--- DATASET EXTRACT Enclosed Below ---

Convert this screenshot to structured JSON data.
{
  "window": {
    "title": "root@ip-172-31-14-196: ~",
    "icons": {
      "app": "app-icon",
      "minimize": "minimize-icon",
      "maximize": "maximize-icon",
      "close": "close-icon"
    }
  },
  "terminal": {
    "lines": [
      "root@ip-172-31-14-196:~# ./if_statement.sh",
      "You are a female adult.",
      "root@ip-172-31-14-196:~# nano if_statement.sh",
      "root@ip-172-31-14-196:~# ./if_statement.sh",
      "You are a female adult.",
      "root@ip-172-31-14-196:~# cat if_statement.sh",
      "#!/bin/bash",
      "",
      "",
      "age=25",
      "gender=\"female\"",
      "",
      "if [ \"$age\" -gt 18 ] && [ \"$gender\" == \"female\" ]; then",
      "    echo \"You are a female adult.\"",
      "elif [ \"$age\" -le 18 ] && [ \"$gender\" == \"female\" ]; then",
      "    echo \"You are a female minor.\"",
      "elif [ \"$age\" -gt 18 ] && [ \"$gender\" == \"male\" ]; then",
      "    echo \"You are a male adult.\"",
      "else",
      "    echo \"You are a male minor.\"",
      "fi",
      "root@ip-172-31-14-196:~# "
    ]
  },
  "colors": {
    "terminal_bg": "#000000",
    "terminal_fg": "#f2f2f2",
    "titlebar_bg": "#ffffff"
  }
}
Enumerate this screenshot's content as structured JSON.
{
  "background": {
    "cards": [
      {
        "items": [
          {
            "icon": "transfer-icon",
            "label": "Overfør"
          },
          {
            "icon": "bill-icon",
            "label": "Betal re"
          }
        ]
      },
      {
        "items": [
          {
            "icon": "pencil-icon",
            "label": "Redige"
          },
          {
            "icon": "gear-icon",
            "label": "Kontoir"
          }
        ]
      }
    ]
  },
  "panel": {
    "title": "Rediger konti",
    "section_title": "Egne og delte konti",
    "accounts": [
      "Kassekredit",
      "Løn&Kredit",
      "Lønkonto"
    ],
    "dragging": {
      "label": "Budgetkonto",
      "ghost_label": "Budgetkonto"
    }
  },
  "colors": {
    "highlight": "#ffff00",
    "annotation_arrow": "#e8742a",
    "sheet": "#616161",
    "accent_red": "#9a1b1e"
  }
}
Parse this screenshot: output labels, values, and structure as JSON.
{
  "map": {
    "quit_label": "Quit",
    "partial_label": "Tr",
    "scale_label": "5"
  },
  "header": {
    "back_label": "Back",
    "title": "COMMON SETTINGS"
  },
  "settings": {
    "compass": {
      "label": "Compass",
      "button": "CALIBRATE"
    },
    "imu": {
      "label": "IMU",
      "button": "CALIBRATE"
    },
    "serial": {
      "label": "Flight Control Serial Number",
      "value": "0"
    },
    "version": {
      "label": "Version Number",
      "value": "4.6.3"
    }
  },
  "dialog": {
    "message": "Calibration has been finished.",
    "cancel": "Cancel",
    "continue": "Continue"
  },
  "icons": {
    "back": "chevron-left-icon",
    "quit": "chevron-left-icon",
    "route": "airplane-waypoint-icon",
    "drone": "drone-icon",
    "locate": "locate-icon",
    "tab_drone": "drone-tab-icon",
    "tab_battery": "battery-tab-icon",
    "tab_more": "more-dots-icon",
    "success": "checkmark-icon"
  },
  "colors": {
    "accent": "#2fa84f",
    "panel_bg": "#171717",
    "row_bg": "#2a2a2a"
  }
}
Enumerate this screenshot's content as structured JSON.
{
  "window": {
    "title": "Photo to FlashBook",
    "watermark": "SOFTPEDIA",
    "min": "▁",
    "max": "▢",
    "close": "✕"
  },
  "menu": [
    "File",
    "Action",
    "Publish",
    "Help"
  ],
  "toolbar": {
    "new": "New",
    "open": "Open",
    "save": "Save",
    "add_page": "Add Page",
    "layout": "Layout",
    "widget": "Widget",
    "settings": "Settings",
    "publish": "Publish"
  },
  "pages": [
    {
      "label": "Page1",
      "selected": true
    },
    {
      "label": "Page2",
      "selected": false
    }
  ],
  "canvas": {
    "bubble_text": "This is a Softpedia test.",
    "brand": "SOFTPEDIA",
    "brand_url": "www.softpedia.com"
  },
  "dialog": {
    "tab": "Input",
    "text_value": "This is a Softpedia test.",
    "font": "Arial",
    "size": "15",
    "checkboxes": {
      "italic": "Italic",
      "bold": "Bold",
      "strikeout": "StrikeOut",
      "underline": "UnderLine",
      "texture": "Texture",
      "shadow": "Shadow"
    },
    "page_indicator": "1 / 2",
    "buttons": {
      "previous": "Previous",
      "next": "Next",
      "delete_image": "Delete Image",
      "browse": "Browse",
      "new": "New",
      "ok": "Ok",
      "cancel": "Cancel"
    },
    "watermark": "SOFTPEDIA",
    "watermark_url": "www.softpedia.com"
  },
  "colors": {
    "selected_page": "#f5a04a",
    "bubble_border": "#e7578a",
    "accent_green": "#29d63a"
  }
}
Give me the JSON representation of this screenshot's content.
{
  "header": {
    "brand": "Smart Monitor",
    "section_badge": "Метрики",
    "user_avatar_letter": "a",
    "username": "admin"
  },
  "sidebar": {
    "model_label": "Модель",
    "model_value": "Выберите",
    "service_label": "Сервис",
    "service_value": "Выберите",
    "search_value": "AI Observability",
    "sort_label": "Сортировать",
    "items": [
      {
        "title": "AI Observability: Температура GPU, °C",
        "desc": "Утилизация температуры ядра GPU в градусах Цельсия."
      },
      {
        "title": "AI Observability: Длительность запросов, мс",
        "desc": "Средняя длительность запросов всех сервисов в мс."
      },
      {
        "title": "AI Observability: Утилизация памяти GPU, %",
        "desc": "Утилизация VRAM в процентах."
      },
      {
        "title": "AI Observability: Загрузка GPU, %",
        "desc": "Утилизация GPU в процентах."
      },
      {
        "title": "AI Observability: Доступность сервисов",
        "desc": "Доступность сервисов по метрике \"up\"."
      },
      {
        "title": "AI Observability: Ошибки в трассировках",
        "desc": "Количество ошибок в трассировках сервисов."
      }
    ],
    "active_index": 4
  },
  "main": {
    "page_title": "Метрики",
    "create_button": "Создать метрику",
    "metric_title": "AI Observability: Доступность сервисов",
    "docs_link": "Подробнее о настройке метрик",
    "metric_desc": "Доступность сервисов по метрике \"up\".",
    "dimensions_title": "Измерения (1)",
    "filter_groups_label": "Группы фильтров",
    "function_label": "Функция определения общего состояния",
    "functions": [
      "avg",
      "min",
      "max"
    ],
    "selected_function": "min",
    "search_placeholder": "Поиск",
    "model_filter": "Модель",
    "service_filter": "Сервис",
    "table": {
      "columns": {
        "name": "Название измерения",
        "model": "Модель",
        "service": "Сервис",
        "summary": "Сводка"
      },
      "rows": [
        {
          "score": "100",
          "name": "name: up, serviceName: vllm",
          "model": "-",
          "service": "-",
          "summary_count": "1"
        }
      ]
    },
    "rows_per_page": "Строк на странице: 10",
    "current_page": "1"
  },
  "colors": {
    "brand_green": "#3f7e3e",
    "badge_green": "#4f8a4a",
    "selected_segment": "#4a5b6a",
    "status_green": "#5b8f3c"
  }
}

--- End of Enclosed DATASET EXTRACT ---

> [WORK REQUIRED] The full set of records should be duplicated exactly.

> [EXERCISE RESULT]
Convert this screenshot to structured JSON data.
{
  "window": {
    "title": "root@ip-172-31-14-196: ~",
    "icons": {
      "app": "app-icon",
      "minimize": "minimize-icon",
      "maximize": "maximize-icon",
      "close": "close-icon"
    }
  },
  "terminal": {
    "lines": [
      "root@ip-172-31-14-196:~# ./if_statement.sh",
      "You are a female adult.",
      "root@ip-172-31-14-196:~# nano if_statement.sh",
      "root@ip-172-31-14-196:~# ./if_statement.sh",
      "You are a female adult.",
      "root@ip-172-31-14-196:~# cat if_statement.sh",
      "#!/bin/bash",
      "",
      "",
      "age=25",
      "gender=\"female\"",
      "",
      "if [ \"$age\" -gt 18 ] && [ \"$gender\" == \"female\" ]; then",
      "    echo \"You are a female adult.\"",
      "elif [ \"$age\" -le 18 ] && [ \"$gender\" == \"female\" ]; then",
      "    echo \"You are a female minor.\"",
      "elif [ \"$age\" -gt 18 ] && [ \"$gender\" == \"male\" ]; then",
      "    echo \"You are a male adult.\"",
      "else",
      "    echo \"You are a male minor.\"",
      "fi",
      "root@ip-172-31-14-196:~# "
    ]
  },
  "colors": {
    "terminal_bg": "#000000",
    "terminal_fg": "#f2f2f2",
    "titlebar_bg": "#ffffff"
  }
}
Enumerate this screenshot's content as structured JSON.
{
  "background": {
    "cards": [
      {
        "items": [
          {
            "icon": "transfer-icon",
            "label": "Overfør"
          },
          {
            "icon": "bill-icon",
            "label": "Betal re"
          }
        ]
      },
      {
        "items": [
          {
            "icon": "pencil-icon",
            "label": "Redige"
          },
          {
            "icon": "gear-icon",
            "label": "Kontoir"
          }
        ]
      }
    ]
  },
  "panel": {
    "title": "Rediger konti",
    "section_title": "Egne og delte konti",
    "accounts": [
      "Kassekredit",
      "Løn&Kredit",
      "Lønkonto"
    ],
    "dragging": {
      "label": "Budgetkonto",
      "ghost_label": "Budgetkonto"
    }
  },
  "colors": {
    "highlight": "#ffff00",
    "annotation_arrow": "#e8742a",
    "sheet": "#616161",
    "accent_red": "#9a1b1e"
  }
}
Parse this screenshot: output labels, values, and structure as JSON.
{
  "map": {
    "quit_label": "Quit",
    "partial_label": "Tr",
    "scale_label": "5"
  },
  "header": {
    "back_label": "Back",
    "title": "COMMON SETTINGS"
  },
  "settings": {
    "compass": {
      "label": "Compass",
      "button": "CALIBRATE"
    },
    "imu": {
      "label": "IMU",
      "button": "CALIBRATE"
    },
    "serial": {
      "label": "Flight Control Serial Number",
      "value": "0"
    },
    "version": {
      "label": "Version Number",
      "value": "4.6.3"
    }
  },
  "dialog": {
    "message": "Calibration has been finished.",
    "cancel": "Cancel",
    "continue": "Continue"
  },
  "icons": {
    "back": "chevron-left-icon",
    "quit": "chevron-left-icon",
    "route": "airplane-waypoint-icon",
    "drone": "drone-icon",
    "locate": "locate-icon",
    "tab_drone": "drone-tab-icon",
    "tab_battery": "battery-tab-icon",
    "tab_more": "more-dots-icon",
    "success": "checkmark-icon"
  },
  "colors": {
    "accent": "#2fa84f",
    "panel_bg": "#171717",
    "row_bg": "#2a2a2a"
  }
}
Enumerate this screenshot's content as structured JSON.
{
  "window": {
    "title": "Photo to FlashBook",
    "watermark": "SOFTPEDIA",
    "min": "▁",
    "max": "▢",
    "close": "✕"
  },
  "menu": [
    "File",
    "Action",
    "Publish",
    "Help"
  ],
  "toolbar": {
    "new": "New",
    "open": "Open",
    "save": "Save",
    "add_page": "Add Page",
    "layout": "Layout",
    "widget": "Widget",
    "settings": "Settings",
    "publish": "Publish"
  },
  "pages": [
    {
      "label": "Page1",
      "selected": true
    },
    {
      "label": "Page2",
      "selected": false
    }
  ],
  "canvas": {
    "bubble_text": "This is a Softpedia test.",
    "brand": "SOFTPEDIA",
    "brand_url": "www.softpedia.com"
  },
  "dialog": {
    "tab": "Input",
    "text_value": "This is a Softpedia test.",
    "font": "Arial",
    "size": "15",
    "checkboxes": {
      "italic": "Italic",
      "bold": "Bold",
      "strikeout": "StrikeOut",
      "underline": "UnderLine",
      "texture": "Texture",
      "shadow": "Shadow"
    },
    "page_indicator": "1 / 2",
    "buttons": {
      "previous": "Previous",
      "next": "Next",
      "delete_image": "Delete Image",
      "browse": "Browse",
      "new": "New",
      "ok": "Ok",
      "cancel": "Cancel"
    },
    "watermark": "SOFTPEDIA",
    "watermark_url": "www.softpedia.com"
  },
  "colors": {
    "selected_page": "#f5a04a",
    "bubble_border": "#e7578a",
    "accent_green": "#29d63a"
  }
}
Give me the JSON representation of this screenshot's content.
{
  "header": {
    "brand": "Smart Monitor",
    "section_badge": "Метрики",
    "user_avatar_letter": "a",
    "username": "admin"
  },
  "sidebar": {
    "model_label": "Модель",
    "model_value": "Выберите",
    "service_label": "Сервис",
    "service_value": "Выберите",
    "search_value": "AI Observability",
    "sort_label": "Сортировать",
    "items": [
      {
        "title": "AI Observability: Температура GPU, °C",
        "desc": "Утилизация температуры ядра GPU в градусах Цельсия."
      },
      {
        "title": "AI Observability: Длительность запросов, мс",
        "desc": "Средняя длительность запросов всех сервисов в мс."
      },
      {
        "title": "AI Observability: Утилизация памяти GPU, %",
        "desc": "Утилизация VRAM в процентах."
      },
      {
        "title": "AI Observability: Загрузка GPU, %",
        "desc": "Утилизация GPU в процентах."
      },
      {
        "title": "AI Observability: Доступность сервисов",
        "desc": "Доступность сервисов по метрике \"up\"."
      },
      {
        "title": "AI Observability: Ошибки в трассировках",
        "desc": "Количество ошибок в трассировках сервисов."
      }
    ],
    "active_index": 4
  },
  "main": {
    "page_title": "Метрики",
    "create_button": "Создать метрику",
    "metric_title": "AI Observability: Доступность сервисов",
    "docs_link": "Подробнее о настройке метрик",
    "metric_desc": "Доступность сервисов по метрике \"up\".",
    "dimensions_title": "Измерения (1)",
    "filter_groups_label": "Группы фильтров",
    "function_label": "Функция определения общего состояния",
    "functions": [
      "avg",
      "min",
      "max"
    ],
    "selected_function": "min",
    "search_placeholder": "Поиск",
    "model_filter": "Модель",
    "service_filter": "Сервис",
    "table": {
      "columns": {
        "name": "Название измерения",
        "model": "Модель",
        "service": "Сервис",
        "summary": "Сводка"
      },
      "rows": [
        {
          "score": "100",
          "name": "name: up, serviceName: vllm",
          "model": "-",
          "service": "-",
          "summary_count": "1"
        }
      ]
    },
    "rows_per_page": "Строк на странице: 10",
    "current_page": "1"
  },
  "colors": {
    "brand_green": "#3f7e3e",
    "badge_green": "#4f8a4a",
    "selected_segment": "#4a5b6a",
    "status_green": "#5b8f3c"
  }
}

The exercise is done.